» TASK DIRECTIONS: Please copy the data below exactly; none of the pictures in it belong in the copy.

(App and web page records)

************

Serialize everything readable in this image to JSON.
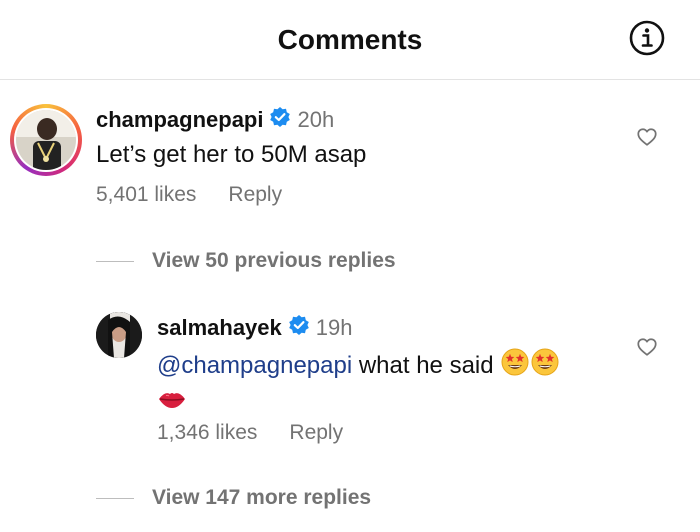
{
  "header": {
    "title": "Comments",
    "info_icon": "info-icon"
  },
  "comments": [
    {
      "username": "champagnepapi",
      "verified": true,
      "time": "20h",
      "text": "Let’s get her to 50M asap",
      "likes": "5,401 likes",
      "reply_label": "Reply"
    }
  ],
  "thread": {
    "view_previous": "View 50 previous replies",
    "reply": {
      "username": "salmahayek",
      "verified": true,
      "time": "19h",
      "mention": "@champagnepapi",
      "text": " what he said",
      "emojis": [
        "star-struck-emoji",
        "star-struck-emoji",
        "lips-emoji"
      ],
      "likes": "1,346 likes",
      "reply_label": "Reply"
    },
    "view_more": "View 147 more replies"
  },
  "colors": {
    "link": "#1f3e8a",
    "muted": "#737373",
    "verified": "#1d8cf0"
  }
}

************

» SOLUTION TO THIS EXERCISE:
Serialize everything readable in this image to JSON.
{
  "header": {
    "title": "Comments",
    "info_icon": "info-icon"
  },
  "comments": [
    {
      "username": "champagnepapi",
      "verified": true,
      "time": "20h",
      "text": "Let’s get her to 50M asap",
      "likes": "5,401 likes",
      "reply_label": "Reply"
    }
  ],
  "thread": {
    "view_previous": "View 50 previous replies",
    "reply": {
      "username": "salmahayek",
      "verified": true,
      "time": "19h",
      "mention": "@champagnepapi",
      "text": " what he said",
      "emojis": [
        "star-struck-emoji",
        "star-struck-emoji",
        "lips-emoji"
      ],
      "likes": "1,346 likes",
      "reply_label": "Reply"
    },
    "view_more": "View 147 more replies"
  },
  "colors": {
    "link": "#1f3e8a",
    "muted": "#737373",
    "verified": "#1d8cf0"
  }
}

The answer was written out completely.